By Christen Smith and Rich Heidorn Jr.
WILMINGTON, Del. — PJM stakeholders appear ready and willing to explore carbon pricing in the RTO — a prospect that concerns utilities in coal-heavy states.
Michael Borgatti of Gabel Associates presented a first read of a problem statement and issue charge at the Markets and Reliability Committee meeting Thursday that would task stakeholders with creating rules to address carbon leakage and help states meet greenhouse gas reduction policies. Borgatti made the presentation on behalf of the Independent Energy Producers of New Jersey, which includes NextEra Energy and PSEG Power.
“Acknowledging the reality that some folks are pursuing these policies and others aren’t is not an indictment or an endorsement of either of those positions,” he said. “The conversation is being had whether we want to or not.
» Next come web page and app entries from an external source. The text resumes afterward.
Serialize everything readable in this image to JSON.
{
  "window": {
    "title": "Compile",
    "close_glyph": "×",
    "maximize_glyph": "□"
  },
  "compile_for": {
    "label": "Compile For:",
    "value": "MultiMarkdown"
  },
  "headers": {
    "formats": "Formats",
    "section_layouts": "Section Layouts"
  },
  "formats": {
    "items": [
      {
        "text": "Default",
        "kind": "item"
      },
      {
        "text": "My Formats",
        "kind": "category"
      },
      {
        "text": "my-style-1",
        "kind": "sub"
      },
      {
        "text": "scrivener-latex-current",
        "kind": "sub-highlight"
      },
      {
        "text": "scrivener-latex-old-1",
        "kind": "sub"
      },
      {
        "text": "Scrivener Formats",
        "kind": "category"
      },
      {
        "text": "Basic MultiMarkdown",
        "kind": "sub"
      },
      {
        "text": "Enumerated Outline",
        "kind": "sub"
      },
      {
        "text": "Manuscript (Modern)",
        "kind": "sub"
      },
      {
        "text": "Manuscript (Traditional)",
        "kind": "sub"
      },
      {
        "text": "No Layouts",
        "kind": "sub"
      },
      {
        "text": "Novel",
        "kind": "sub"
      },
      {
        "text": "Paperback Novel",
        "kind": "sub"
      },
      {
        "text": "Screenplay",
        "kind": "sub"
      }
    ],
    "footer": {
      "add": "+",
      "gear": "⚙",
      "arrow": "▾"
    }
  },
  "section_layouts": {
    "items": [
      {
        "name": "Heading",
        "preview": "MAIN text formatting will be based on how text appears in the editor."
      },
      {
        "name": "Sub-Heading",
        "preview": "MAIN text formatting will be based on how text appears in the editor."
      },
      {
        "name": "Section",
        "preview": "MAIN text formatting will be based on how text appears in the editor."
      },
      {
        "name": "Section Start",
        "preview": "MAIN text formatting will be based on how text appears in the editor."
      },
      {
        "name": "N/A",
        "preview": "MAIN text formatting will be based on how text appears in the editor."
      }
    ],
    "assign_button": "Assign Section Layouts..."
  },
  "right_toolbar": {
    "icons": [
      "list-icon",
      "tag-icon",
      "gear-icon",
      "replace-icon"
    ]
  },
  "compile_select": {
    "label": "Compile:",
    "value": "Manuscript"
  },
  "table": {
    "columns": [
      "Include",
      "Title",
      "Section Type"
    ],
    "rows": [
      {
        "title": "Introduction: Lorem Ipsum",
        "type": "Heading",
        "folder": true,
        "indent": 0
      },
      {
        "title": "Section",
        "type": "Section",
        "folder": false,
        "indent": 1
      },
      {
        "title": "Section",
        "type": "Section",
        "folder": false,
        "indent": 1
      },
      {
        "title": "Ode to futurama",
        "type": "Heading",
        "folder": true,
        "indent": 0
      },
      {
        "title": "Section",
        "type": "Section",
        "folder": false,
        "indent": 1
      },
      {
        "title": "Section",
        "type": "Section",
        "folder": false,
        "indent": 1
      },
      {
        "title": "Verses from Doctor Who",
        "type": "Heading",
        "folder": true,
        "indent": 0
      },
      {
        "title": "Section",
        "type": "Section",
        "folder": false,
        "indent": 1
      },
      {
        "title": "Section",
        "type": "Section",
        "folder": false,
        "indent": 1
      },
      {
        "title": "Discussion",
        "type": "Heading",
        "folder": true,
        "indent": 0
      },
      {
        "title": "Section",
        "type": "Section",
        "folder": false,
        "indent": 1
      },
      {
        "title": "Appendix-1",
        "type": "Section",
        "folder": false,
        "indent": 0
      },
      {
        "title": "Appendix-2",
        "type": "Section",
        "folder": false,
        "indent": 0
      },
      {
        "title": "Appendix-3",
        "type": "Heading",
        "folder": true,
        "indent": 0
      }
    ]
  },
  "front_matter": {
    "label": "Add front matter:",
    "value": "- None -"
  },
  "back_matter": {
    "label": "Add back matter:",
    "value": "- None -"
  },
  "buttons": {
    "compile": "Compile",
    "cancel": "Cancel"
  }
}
We are not policymakers here. What we should do is consider options to make sure pricing reflects the difference between [those] pursuing these policies and those that are not.”
Many stakeholders expressed support for the initiative and said they looked forward to engaging in the process. Borgatti said he expected the initiative would take one to two years to consider policy changes.
“It’s one of those discussions that are in the hallways and the back of the room,” said Greg Poulos, executive director of the Consumer Advocates of PJM States. He said he supported the initiative, “so we can have a discussion in the front of the room.”
Gary Greiner of Public Service Electric and Gas also expressed support. “We agree it’s the right time to be in this, with [the Regional Greenhouse Gas Initiative] showing its head in New Jersey and Virginia.
In December, New Jersey Gov. Phil Murphy’s administration proposed rules to rejoin RGGI, which the state left in 2012 under Gov. Chris Christie. One proposal would set the state’s initial carbon dioxide cap for electric generation at 18 million tons in 2020 — when the return would be effective — declining by 3% annually through 2030. A second proposed rule concerns how the state would spend proceeds from the CO2 allowance auctions. The comment period on the proposals closed Feb. 15.
Earlier this month, Virginia Gov. Ralph Northam vetoed legislation that would have prevented his state from joining RGGI. Northam is pushing for the state to join the pact next year.
Only two PJM states, Delaware and Maryland, are currently RGGI members.
The problem statement refers to leakage concerns — changes to generator dispatch decisions that occur when energy offers from some resources reflect the cost of carbon while others do not. In addition to RGGI, it noted that New York and Canada are implementing carbon pricing.
Load interests expressed concern over the complexity and impact of carbon pricing given the diversity of climate policies in the 13-state RTO’s footprint.
“This is such a tricky issue because I think there are chicken-and-egg-type problems associated with it,” said Susan Bruce, representing the PJM Industrial Customer Coalition. “One concern right now … with the amount of change that’s occurring, we don’t know what we don’t know at this point in time, and that’s layering on an additional level of uncertainty.”
Carl Johnson of the PJM Public Power Coalition said the language in the problem statement suggests there’s already a solution for the issue.
“If the carbon price is zero and you don’t have leakage, then you don’t have to do anything,” he said. “If we are talking about just leakage, then I think we are fine. But if we start considering other issues, like resource adequacy, I can understand the hesitancy from nonparticipating states.”
American Electric Power’s Dana Horton noted that his company has many coal-fired generators and serves states that have not adopted aggressive climate policies. “We’re … concerned about what this might do to our customer base and their costs,” he said. “We have lots of reservations.”
Borgatti responded that the initiative is intended to ensure appropriate pricing in states with and without climate policies. “We’re talking about creating an option that the states don’t have today,” he said.
PJM’s Stu Bresler called the problem statement and issue charge “fortuitous.” The RTO issued a white paper in 2017 that explored ways to implement carbon pricing on a regional or subregional basis.
“I feel like the problem statement and issue charge is an ideal forum for feedback for what we can work into our process,” he said. “We support engaging stakeholders in this discussion because we were going to do this anyway.”